Sustainable tourism: Koli National Park highlights balancing act between nature conservation and economy

Sustainable nature tourism in Koli National Park mediates conflicts between conservation and tourism, yet warns against economy-driven distortions.

Nature conservation and tourism have historically been at odds, often facing conflicting interests and demands. However, the concept of sustainable nature tourism has emerged as a solution to these conflicts, as evidenced by a new study from the University of Eastern Finland. By taking a geo-historical approach to Koli National Park in Finland, the study delves into how sustainable nature tourism has become a successful conflict resolution tool.

Sustainable Nature Tourism: The Koli National Park Case

Balancing Act: Conservation and Economic Growth

Koli National Park, founded in 1991, serves as a prime example of how sustainable nature tourism can be employed to reconcile opposing viewpoints. Before the establishment of the park, heated debates raged over whether the area should be transformed into a modern resort for mass tourism or preserved for its unique natural landscape.
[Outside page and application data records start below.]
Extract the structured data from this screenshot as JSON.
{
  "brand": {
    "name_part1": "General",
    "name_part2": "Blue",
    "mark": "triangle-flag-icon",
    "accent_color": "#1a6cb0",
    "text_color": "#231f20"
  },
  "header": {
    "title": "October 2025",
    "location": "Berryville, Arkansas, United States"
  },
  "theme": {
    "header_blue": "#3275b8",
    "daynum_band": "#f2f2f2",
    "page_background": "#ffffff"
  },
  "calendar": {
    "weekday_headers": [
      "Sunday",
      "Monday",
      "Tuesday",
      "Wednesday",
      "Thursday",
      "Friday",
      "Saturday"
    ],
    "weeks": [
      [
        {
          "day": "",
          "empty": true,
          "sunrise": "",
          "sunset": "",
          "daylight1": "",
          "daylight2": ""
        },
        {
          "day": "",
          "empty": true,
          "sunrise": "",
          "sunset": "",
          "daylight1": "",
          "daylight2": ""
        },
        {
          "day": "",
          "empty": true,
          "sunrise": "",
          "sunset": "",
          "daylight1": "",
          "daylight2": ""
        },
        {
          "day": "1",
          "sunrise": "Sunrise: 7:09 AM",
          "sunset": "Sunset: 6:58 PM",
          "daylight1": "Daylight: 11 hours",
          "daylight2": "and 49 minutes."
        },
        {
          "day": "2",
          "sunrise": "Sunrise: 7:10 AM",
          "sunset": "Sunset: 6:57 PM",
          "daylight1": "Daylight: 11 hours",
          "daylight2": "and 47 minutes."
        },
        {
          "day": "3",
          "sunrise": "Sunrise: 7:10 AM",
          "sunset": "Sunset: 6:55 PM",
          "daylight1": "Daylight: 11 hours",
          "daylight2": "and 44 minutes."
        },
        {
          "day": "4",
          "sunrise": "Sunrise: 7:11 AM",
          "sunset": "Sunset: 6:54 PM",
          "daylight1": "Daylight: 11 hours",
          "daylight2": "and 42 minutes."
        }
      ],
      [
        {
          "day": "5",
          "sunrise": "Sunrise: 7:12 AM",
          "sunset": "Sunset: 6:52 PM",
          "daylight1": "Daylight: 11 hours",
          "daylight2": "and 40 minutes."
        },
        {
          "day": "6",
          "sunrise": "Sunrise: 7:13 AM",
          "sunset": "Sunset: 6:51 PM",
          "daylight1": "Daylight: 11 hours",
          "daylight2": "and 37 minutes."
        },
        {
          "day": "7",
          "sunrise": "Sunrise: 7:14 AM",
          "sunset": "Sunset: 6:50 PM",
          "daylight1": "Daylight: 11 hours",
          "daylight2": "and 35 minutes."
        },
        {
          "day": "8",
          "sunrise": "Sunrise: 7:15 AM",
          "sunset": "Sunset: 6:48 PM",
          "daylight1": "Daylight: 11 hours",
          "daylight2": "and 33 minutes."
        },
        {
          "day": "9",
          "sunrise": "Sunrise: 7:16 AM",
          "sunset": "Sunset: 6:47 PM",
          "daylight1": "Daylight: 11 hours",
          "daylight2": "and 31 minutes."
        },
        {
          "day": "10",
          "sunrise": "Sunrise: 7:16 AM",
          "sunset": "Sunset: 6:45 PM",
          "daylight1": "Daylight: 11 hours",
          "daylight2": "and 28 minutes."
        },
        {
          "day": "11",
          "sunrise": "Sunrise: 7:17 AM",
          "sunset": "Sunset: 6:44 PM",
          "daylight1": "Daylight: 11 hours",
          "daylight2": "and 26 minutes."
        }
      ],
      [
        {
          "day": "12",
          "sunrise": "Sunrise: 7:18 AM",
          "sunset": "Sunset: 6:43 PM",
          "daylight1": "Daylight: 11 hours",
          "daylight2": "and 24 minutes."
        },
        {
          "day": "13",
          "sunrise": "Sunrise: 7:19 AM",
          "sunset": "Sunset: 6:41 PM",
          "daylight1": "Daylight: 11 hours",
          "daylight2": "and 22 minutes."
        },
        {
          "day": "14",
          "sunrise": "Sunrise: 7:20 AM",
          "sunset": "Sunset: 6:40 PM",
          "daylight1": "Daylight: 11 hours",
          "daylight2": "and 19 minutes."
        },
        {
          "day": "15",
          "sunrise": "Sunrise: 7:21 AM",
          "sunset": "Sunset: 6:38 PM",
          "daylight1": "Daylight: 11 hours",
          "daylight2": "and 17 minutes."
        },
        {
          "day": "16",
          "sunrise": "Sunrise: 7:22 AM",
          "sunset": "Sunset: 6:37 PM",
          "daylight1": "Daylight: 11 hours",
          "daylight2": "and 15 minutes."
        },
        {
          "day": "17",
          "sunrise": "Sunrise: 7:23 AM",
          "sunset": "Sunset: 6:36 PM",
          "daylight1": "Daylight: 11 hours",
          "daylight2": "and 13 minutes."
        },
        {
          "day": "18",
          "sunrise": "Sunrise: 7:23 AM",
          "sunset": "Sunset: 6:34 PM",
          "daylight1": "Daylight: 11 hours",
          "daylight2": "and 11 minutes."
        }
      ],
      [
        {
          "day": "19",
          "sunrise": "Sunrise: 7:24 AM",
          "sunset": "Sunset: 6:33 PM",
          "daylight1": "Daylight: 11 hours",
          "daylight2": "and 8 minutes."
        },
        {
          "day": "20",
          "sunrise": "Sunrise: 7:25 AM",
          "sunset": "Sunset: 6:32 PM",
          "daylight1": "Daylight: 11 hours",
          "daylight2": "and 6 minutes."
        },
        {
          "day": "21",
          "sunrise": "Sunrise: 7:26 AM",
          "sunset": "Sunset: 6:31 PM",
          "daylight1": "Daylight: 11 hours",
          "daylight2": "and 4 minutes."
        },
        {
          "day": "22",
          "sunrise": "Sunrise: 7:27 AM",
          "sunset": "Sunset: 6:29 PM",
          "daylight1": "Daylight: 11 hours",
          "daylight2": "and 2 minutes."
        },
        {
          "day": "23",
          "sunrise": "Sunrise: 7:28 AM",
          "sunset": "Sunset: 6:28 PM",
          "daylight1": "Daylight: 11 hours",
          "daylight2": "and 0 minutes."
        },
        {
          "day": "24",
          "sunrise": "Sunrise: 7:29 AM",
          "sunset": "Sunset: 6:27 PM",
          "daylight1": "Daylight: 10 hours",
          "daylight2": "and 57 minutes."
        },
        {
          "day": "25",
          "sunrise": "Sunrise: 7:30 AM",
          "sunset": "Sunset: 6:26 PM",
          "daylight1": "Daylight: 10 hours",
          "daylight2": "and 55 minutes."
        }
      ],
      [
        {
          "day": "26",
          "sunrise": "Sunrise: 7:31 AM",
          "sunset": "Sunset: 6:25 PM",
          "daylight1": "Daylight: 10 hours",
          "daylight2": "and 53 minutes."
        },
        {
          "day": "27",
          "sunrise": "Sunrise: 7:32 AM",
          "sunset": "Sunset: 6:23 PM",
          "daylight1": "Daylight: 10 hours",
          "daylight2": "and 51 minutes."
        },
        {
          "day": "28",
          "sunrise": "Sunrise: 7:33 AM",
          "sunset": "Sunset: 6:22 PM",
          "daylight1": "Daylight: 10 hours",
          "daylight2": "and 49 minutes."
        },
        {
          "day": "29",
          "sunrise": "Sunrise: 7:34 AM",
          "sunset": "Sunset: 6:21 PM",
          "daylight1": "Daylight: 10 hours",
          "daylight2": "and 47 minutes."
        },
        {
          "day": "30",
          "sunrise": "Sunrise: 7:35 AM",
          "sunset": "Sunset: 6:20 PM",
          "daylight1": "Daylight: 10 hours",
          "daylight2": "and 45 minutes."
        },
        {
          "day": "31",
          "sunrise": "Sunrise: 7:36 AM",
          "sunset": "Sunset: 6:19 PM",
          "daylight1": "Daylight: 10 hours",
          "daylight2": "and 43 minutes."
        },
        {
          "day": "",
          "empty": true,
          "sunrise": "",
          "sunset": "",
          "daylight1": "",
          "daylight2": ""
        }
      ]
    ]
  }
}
In Koli, sustainable nature tourism was the answer. By creating jobs, preventing environmental harm, guaranteeing tourist satisfaction, and working within local cultural and social frameworks, the national park’s management reached their conservation goals. The hopes and wishes of local residents and companies were considered as part of sustainability, fostering a positive attitude towards the park.

This sustainable approach even has parallels with the current travel trends, where obtaining a “visa to Bali” or other popular tourist destinations often includes considerations of environmental impact and local community involvement.

Challenges: Economy-driven Conflicts

While sustainable nature tourism was largely accepted as a guiding principle for planning and management in the early 2000s, it is not without its challenges. The resurgence of large, failed projects in Koli and indications that the concept has been used to greenwash extensive tourism projects has led to renewed conflicts.

As Researcher Jani Karhu from the University of Eastern Finland notes, these economy-driven ideas of sustainability push the concept away from nature and serve as fuel for new conflicts.

Cultural Heritage and Future Prospects

Integrating History Awareness and Cultural Heritage

Funded by the Kone Foundation, the study forms part of a research project focused on the historical sites and conservation areas within the Finnish-Russian-Norwegian border region. In the Fennoscandian Green Belt, history awareness and cultural heritage are being integrated into an eco-friendly tourism concept based on natural heritage.

Towards Coexistence with Nature

Professor Maria Lähteenmäki, the project’s Principal Investigator, predicts a future with large Green Parks. These new types of conservation areas will not exclude people but rather promote coexistence with nature, interaction with others, and well-being. This vision ties into the greater understanding of sustainable nature tourism as a flexible, responsive solution to the complex challenges between conservation and tourism.

Conclusion: Navigating the Complex Landscape

Sustainable nature tourism offers a promising way to mediate the long-standing conflicts between nature conservation and tourism. The case of Koli National Park serves as a beacon of successful application, yet also a warning against economy-driven distortions of the concept.

With the growing integration of history awareness and cultural heritage, and the potential evolution of conservation areas that foster human-nature coexistence, sustainable nature tourism is poised to continue playing a vital role in shaping the future of both tourism and conservation.

The lessons from Koli, while unique to Finland, offer insights and models that can be applied to various global contexts. It sends a clear message: conservation and tourism need not be enemies but can coexist and thrive through well-designed, sustainable approaches.

Vey Law

Vey Law is a reporter at Breakthrough.

Latest from Blog